TASK STATEMENT ▸
Set the records down again, exactly, without their images.
╭─ INPUT DATA
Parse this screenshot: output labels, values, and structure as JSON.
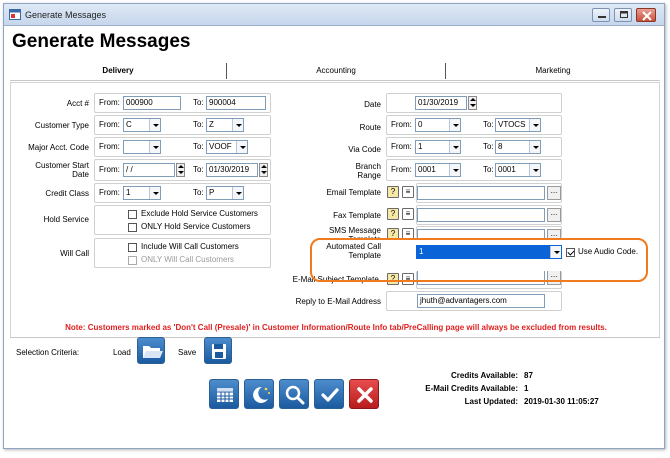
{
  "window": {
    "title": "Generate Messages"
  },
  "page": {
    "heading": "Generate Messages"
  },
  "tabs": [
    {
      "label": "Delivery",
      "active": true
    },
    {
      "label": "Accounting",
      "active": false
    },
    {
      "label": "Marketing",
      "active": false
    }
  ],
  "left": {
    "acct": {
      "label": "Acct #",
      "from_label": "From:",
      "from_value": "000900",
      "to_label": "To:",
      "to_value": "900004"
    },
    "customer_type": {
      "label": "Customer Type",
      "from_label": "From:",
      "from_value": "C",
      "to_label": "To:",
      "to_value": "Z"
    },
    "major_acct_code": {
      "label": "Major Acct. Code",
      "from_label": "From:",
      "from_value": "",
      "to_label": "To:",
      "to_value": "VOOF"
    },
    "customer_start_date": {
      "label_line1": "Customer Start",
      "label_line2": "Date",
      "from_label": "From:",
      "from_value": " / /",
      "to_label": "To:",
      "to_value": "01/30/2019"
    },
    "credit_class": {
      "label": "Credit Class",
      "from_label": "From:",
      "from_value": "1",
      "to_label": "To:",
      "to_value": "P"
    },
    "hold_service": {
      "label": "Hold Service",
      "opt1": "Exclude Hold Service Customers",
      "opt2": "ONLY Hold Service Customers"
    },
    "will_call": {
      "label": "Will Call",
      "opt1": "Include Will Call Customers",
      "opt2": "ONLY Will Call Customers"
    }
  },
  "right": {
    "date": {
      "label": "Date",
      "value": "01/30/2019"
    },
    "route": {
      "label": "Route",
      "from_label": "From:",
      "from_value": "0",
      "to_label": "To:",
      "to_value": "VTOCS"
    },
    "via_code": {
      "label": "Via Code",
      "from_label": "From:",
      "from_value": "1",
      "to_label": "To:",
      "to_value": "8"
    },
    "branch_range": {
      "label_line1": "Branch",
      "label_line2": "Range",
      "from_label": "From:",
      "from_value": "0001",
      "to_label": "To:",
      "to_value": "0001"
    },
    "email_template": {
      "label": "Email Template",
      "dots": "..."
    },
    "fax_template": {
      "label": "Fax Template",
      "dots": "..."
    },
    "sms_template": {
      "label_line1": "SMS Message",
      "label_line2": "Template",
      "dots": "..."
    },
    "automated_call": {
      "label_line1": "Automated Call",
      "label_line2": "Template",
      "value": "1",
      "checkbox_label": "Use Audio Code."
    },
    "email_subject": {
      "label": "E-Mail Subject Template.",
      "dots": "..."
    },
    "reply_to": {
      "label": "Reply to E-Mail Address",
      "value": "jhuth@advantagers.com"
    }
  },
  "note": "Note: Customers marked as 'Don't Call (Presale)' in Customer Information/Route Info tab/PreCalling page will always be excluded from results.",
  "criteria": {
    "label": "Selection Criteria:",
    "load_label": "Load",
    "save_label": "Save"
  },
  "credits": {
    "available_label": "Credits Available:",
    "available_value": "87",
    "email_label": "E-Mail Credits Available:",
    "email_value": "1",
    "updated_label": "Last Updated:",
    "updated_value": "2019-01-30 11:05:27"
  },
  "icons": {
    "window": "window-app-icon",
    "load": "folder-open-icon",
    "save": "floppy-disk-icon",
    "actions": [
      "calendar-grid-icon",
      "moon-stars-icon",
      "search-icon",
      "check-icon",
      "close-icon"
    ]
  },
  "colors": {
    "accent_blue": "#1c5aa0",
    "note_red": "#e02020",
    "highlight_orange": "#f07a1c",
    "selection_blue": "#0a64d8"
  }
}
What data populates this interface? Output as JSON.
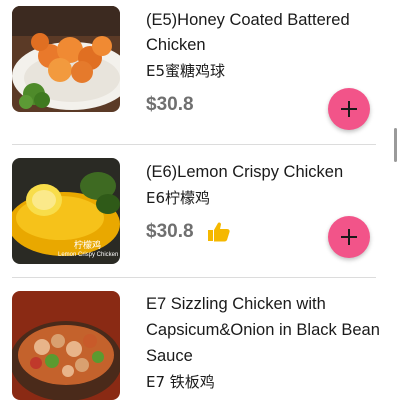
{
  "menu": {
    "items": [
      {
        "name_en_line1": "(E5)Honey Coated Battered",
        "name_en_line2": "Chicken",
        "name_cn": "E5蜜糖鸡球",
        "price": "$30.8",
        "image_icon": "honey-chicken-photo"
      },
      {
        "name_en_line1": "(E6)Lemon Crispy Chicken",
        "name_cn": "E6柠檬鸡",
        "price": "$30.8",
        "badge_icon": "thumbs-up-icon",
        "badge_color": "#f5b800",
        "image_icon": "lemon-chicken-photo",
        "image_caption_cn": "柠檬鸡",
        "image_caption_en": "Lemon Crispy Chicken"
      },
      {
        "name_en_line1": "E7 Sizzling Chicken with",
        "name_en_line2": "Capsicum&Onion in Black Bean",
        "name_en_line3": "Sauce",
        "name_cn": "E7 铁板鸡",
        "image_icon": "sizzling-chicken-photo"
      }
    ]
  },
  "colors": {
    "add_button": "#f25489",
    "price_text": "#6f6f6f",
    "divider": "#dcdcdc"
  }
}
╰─
OUTPUT FOR THIS EXERCISE ▸
Parse this screenshot: output labels, values, and structure as JSON.
{
  "window": {
    "title": "Generate Messages"
  },
  "page": {
    "heading": "Generate Messages"
  },
  "tabs": [
    {
      "label": "Delivery",
      "active": true
    },
    {
      "label": "Accounting",
      "active": false
    },
    {
      "label": "Marketing",
      "active": false
    }
  ],
  "left": {
    "acct": {
      "label": "Acct #",
      "from_label": "From:",
      "from_value": "000900",
      "to_label": "To:",
      "to_value": "900004"
    },
    "customer_type": {
      "label": "Customer Type",
      "from_label": "From:",
      "from_value": "C",
      "to_label": "To:",
      "to_value": "Z"
    },
    "major_acct_code": {
      "label": "Major Acct. Code",
      "from_label": "From:",
      "from_value": "",
      "to_label": "To:",
      "to_value": "VOOF"
    },
    "customer_start_date": {
      "label_line1": "Customer Start",
      "label_line2": "Date",
      "from_label": "From:",
      "from_value": " / /",
      "to_label": "To:",
      "to_value": "01/30/2019"
    },
    "credit_class": {
      "label": "Credit Class",
      "from_label": "From:",
      "from_value": "1",
      "to_label": "To:",
      "to_value": "P"
    },
    "hold_service": {
      "label": "Hold Service",
      "opt1": "Exclude Hold Service Customers",
      "opt2": "ONLY Hold Service Customers"
    },
    "will_call": {
      "label": "Will Call",
      "opt1": "Include Will Call Customers",
      "opt2": "ONLY Will Call Customers"
    }
  },
  "right": {
    "date": {
      "label": "Date",
      "value": "01/30/2019"
    },
    "route": {
      "label": "Route",
      "from_label": "From:",
      "from_value": "0",
      "to_label": "To:",
      "to_value": "VTOCS"
    },
    "via_code": {
      "label": "Via Code",
      "from_label": "From:",
      "from_value": "1",
      "to_label": "To:",
      "to_value": "8"
    },
    "branch_range": {
      "label_line1": "Branch",
      "label_line2": "Range",
      "from_label": "From:",
      "from_value": "0001",
      "to_label": "To:",
      "to_value": "0001"
    },
    "email_template": {
      "label": "Email Template",
      "dots": "..."
    },
    "fax_template": {
      "label": "Fax Template",
      "dots": "..."
    },
    "sms_template": {
      "label_line1": "SMS Message",
      "label_line2": "Template",
      "dots": "..."
    },
    "automated_call": {
      "label_line1": "Automated Call",
      "label_line2": "Template",
      "value": "1",
      "checkbox_label": "Use Audio Code."
    },
    "email_subject": {
      "label": "E-Mail Subject Template.",
      "dots": "..."
    },
    "reply_to": {
      "label": "Reply to E-Mail Address",
      "value": "jhuth@advantagers.com"
    }
  },
  "note": "Note: Customers marked as 'Don't Call (Presale)' in Customer Information/Route Info tab/PreCalling page will always be excluded from results.",
  "criteria": {
    "label": "Selection Criteria:",
    "load_label": "Load",
    "save_label": "Save"
  },
  "credits": {
    "available_label": "Credits Available:",
    "available_value": "87",
    "email_label": "E-Mail Credits Available:",
    "email_value": "1",
    "updated_label": "Last Updated:",
    "updated_value": "2019-01-30 11:05:27"
  },
  "icons": {
    "window": "window-app-icon",
    "load": "folder-open-icon",
    "save": "floppy-disk-icon",
    "actions": [
      "calendar-grid-icon",
      "moon-stars-icon",
      "search-icon",
      "check-icon",
      "close-icon"
    ]
  },
  "colors": {
    "accent_blue": "#1c5aa0",
    "note_red": "#e02020",
    "highlight_orange": "#f07a1c",
    "selection_blue": "#0a64d8"
  }
}
What data populates this interface? Output as JSON.
{
  "menu": {
    "items": [
      {
        "name_en_line1": "(E5)Honey Coated Battered",
        "name_en_line2": "Chicken",
        "name_cn": "E5蜜糖鸡球",
        "price": "$30.8",
        "image_icon": "honey-chicken-photo"
      },
      {
        "name_en_line1": "(E6)Lemon Crispy Chicken",
        "name_cn": "E6柠檬鸡",
        "price": "$30.8",
        "badge_icon": "thumbs-up-icon",
        "badge_color": "#f5b800",
        "image_icon": "lemon-chicken-photo",
        "image_caption_cn": "柠檬鸡",
        "image_caption_en": "Lemon Crispy Chicken"
      },
      {
        "name_en_line1": "E7 Sizzling Chicken with",
        "name_en_line2": "Capsicum&Onion in Black Bean",
        "name_en_line3": "Sauce",
        "name_cn": "E7 铁板鸡",
        "image_icon": "sizzling-chicken-photo"
      }
    ]
  },
  "colors": {
    "add_button": "#f25489",
    "price_text": "#6f6f6f",
    "divider": "#dcdcdc"
  }
}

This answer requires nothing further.